**Work instructions**
Count the lines that contain the string "Change" in the records beneath, and respond with the number only.

**Supplied records**
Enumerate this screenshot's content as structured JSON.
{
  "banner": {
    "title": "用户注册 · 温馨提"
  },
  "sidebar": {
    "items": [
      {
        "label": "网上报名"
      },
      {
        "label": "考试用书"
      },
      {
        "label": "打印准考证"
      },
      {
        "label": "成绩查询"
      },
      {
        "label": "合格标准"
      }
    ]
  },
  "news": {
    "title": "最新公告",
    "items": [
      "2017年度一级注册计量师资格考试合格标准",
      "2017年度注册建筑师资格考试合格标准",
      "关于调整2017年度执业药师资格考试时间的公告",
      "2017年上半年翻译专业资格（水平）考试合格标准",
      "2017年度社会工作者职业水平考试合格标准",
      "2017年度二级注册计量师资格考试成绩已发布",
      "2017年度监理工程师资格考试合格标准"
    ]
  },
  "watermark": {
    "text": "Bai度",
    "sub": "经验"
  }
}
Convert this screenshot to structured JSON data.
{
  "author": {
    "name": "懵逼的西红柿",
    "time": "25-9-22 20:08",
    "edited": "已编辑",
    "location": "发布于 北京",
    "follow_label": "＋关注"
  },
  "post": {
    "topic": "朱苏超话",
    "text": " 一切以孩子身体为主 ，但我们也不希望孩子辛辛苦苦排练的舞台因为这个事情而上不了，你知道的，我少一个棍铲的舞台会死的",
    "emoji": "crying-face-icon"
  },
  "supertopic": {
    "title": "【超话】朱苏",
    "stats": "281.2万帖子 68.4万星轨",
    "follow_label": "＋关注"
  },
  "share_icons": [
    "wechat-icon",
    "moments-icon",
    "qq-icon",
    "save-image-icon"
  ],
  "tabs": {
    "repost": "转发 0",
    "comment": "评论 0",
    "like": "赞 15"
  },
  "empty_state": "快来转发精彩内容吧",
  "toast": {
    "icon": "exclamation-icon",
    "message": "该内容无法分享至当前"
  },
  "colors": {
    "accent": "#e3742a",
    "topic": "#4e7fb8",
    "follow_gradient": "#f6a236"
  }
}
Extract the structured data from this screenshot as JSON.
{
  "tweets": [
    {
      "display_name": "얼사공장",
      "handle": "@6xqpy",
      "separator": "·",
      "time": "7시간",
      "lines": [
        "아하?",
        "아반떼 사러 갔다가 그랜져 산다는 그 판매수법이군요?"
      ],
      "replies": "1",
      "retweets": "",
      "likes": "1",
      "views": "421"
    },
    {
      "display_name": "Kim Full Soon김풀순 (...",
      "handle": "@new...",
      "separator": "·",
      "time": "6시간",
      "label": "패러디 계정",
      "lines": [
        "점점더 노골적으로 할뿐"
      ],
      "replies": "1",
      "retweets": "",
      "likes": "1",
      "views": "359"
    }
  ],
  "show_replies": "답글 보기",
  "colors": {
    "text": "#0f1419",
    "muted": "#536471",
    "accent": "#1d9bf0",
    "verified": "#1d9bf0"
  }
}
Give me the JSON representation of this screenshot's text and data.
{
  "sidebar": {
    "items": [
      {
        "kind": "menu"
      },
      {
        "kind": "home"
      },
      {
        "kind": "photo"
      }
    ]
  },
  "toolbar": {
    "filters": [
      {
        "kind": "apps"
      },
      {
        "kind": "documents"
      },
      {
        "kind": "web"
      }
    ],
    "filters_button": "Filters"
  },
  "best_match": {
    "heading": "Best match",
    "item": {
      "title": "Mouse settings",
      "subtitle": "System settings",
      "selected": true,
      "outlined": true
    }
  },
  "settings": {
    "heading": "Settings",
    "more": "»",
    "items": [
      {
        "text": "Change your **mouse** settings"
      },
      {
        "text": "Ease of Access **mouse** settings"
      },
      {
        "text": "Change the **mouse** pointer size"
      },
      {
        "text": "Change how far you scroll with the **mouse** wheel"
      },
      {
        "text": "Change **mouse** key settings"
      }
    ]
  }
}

**Output of the task**
4